In “Meaning of ‘Jihad’ unknown to many” in the Evansville Courier Journal, Mohammad Hussain, “a pediatrician and a member of the Islamic Society of Evansville,” explains it all for us. It seems that “the word ‘Jihad’ arouses the images of sword- or gun-waving individuals or suicide bombers, bent on killing or getting killed,” and that “since Sept. 11, 2001, it has also become synonymous with terrorism.”
But actually, “neither is true.” In fact, “Jihad is misunderstood as fighting, which is just one type of Jihad.”
Whew! That’s a relief!
This is, of course, the kind of thing we have seen many, many times. Articles like this appear in papers around the country on a regular basis. The universal problem that all these clarifications of jihad have is that they’re all aimed at Western audiences, and suggest that it is non-Muslims who have misunderstood jihad and need to be corrected.

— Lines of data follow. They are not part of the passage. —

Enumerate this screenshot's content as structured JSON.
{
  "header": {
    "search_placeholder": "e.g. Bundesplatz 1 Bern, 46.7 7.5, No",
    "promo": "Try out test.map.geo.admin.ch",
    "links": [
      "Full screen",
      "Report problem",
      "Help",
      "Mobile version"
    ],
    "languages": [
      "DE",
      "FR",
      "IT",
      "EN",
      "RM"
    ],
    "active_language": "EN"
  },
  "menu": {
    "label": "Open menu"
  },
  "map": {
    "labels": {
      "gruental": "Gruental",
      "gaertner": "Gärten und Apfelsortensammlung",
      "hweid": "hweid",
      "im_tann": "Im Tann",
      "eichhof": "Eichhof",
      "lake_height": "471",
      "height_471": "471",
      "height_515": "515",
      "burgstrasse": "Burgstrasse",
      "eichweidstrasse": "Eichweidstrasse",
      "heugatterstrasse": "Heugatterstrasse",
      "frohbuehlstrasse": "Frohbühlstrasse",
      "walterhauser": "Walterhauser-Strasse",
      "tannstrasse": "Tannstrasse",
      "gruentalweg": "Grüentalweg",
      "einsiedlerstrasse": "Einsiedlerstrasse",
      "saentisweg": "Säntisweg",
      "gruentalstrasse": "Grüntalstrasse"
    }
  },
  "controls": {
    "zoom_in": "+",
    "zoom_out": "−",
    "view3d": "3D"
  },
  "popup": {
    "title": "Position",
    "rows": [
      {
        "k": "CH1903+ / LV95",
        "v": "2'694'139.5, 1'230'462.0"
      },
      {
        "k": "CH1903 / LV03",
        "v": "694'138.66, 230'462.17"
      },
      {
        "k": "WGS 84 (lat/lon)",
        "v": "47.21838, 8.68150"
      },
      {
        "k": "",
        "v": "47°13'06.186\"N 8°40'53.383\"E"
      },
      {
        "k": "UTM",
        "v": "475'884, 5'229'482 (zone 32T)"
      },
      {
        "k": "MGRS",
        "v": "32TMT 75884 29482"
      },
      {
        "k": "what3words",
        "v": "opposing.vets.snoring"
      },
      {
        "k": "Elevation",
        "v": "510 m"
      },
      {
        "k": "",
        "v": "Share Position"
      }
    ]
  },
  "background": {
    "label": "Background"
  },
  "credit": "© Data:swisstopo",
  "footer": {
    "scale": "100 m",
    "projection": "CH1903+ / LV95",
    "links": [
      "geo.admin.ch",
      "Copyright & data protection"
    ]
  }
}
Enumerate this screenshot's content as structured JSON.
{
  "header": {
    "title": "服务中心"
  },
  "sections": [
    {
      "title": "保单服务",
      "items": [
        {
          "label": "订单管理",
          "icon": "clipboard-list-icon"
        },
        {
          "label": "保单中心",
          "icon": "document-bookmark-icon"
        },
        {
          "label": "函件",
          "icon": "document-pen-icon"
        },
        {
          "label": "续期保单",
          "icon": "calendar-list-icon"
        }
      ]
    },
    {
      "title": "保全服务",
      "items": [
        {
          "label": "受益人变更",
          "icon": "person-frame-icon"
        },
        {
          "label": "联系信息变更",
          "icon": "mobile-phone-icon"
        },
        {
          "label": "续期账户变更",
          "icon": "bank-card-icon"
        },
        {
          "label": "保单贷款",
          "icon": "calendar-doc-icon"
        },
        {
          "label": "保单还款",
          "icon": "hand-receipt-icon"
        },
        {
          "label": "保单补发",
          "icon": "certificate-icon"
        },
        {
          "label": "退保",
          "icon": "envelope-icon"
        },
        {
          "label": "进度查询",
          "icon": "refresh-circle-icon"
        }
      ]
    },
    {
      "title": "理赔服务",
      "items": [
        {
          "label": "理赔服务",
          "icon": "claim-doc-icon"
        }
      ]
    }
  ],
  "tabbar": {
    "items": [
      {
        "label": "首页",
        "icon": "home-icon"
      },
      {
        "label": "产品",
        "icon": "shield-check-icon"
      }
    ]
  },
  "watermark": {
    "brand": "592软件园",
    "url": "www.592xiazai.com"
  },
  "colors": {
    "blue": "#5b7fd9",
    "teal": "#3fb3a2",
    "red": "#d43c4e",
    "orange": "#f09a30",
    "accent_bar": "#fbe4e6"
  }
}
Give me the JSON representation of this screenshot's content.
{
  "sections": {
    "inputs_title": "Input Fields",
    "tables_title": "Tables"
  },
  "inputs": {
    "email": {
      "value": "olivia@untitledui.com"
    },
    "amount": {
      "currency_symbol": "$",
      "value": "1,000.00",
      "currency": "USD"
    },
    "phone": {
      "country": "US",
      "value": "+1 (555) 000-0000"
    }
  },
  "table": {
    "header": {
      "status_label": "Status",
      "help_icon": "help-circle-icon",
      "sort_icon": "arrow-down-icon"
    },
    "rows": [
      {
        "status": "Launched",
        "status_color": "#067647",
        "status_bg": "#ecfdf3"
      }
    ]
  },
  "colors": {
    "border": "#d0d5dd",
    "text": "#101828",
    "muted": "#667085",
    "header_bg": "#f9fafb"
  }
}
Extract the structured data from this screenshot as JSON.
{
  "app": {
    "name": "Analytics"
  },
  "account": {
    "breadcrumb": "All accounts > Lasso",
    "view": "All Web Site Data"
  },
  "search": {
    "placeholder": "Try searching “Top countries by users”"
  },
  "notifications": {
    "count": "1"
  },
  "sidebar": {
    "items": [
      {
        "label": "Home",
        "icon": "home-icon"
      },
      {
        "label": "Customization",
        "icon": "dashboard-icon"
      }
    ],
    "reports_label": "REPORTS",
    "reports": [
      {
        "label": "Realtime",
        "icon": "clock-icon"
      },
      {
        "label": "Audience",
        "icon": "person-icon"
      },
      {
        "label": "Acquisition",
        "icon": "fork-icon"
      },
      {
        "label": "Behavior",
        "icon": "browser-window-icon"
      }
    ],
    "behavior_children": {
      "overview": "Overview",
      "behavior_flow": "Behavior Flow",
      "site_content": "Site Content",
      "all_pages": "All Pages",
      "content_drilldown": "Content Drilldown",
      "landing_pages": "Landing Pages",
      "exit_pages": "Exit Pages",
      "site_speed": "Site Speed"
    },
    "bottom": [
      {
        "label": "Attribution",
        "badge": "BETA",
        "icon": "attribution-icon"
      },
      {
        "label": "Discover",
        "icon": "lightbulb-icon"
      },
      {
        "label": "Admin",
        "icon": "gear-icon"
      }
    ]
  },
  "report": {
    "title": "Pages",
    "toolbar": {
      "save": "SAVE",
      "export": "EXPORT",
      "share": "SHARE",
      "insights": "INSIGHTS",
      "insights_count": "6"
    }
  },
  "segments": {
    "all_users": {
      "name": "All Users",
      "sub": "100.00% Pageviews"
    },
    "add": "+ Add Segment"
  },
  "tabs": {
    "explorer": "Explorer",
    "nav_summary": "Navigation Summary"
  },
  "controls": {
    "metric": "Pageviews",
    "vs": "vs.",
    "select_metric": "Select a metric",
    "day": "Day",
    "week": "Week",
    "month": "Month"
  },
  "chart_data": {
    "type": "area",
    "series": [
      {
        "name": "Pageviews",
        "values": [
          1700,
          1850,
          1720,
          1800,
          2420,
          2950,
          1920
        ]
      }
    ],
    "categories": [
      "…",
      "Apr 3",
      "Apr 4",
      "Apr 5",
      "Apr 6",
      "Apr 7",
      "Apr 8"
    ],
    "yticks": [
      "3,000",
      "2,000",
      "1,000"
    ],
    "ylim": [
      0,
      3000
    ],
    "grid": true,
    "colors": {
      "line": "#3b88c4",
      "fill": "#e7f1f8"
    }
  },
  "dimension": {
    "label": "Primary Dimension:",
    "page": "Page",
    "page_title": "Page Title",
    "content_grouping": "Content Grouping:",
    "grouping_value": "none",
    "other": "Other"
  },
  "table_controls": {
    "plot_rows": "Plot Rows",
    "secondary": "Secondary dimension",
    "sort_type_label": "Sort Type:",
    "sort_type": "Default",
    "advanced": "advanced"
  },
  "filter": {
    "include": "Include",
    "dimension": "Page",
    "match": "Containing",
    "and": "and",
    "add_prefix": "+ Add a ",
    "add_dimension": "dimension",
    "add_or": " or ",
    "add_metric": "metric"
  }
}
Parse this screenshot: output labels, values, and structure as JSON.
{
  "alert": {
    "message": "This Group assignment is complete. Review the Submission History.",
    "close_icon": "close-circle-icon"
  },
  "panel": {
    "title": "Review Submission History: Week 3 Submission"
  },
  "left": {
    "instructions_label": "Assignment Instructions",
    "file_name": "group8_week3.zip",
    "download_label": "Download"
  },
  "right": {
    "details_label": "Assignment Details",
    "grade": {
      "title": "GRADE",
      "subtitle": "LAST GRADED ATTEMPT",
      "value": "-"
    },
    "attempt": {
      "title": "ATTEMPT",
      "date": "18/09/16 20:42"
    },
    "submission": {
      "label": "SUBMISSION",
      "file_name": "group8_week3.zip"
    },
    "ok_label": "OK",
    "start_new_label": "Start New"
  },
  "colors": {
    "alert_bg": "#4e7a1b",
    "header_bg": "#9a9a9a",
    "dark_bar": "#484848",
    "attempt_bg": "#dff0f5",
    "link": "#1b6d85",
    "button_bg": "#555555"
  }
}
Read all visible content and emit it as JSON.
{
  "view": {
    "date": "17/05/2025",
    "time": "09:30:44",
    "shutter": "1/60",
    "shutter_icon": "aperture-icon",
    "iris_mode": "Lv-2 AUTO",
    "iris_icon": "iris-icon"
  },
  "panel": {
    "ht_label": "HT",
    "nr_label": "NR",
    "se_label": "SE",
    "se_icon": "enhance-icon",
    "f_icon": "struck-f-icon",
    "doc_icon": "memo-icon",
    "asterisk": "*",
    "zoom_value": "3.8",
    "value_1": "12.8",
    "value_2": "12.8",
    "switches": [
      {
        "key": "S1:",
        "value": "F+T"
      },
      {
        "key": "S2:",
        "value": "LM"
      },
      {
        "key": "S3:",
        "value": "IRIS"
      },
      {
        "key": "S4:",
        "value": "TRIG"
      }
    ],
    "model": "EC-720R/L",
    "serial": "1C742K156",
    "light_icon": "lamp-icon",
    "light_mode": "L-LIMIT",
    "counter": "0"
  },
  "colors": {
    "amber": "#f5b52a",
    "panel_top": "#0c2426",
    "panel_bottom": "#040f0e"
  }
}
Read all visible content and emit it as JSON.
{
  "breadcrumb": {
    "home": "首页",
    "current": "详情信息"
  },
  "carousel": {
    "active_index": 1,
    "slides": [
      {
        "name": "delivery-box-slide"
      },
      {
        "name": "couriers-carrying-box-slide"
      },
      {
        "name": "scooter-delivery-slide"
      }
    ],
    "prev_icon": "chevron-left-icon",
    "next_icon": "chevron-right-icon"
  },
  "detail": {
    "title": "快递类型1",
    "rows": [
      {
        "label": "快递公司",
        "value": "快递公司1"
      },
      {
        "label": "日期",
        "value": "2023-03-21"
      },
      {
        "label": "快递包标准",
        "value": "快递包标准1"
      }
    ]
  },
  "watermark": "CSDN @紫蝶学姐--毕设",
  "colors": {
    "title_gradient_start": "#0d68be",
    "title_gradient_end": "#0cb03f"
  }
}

In real life, of course, the Muslims who have, at least by Mohammad Hussain’s lights, “misunderstood” jihad by equating it with violence are legion — and what is he writing to them?